## Exercise instructions
Tally the lines below that contain "using" and reply with only the tally.

## Source data

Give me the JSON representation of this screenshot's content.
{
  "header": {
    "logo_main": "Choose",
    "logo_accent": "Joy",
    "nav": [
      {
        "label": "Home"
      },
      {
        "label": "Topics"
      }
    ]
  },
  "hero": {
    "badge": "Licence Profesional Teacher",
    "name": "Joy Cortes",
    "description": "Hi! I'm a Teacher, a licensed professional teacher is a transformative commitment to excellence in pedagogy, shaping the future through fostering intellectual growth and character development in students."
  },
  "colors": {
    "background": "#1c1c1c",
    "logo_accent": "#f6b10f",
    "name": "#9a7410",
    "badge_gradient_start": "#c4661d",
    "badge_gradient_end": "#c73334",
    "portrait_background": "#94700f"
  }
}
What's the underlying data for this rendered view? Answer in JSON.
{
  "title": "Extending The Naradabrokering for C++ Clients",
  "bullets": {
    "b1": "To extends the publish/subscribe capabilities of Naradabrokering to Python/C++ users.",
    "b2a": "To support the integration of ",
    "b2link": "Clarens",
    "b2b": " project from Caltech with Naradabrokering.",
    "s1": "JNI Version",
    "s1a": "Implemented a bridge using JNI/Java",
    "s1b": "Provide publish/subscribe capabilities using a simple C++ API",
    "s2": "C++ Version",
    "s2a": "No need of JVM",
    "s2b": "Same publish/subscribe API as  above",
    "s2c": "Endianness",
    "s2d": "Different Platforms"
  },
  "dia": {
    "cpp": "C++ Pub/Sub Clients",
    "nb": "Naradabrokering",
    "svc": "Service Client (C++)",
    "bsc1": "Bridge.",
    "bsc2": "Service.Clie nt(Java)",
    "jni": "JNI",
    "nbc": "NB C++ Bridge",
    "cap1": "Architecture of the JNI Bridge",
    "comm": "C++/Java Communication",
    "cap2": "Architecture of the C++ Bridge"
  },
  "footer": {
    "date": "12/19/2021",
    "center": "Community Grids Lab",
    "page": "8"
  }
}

## Response area
2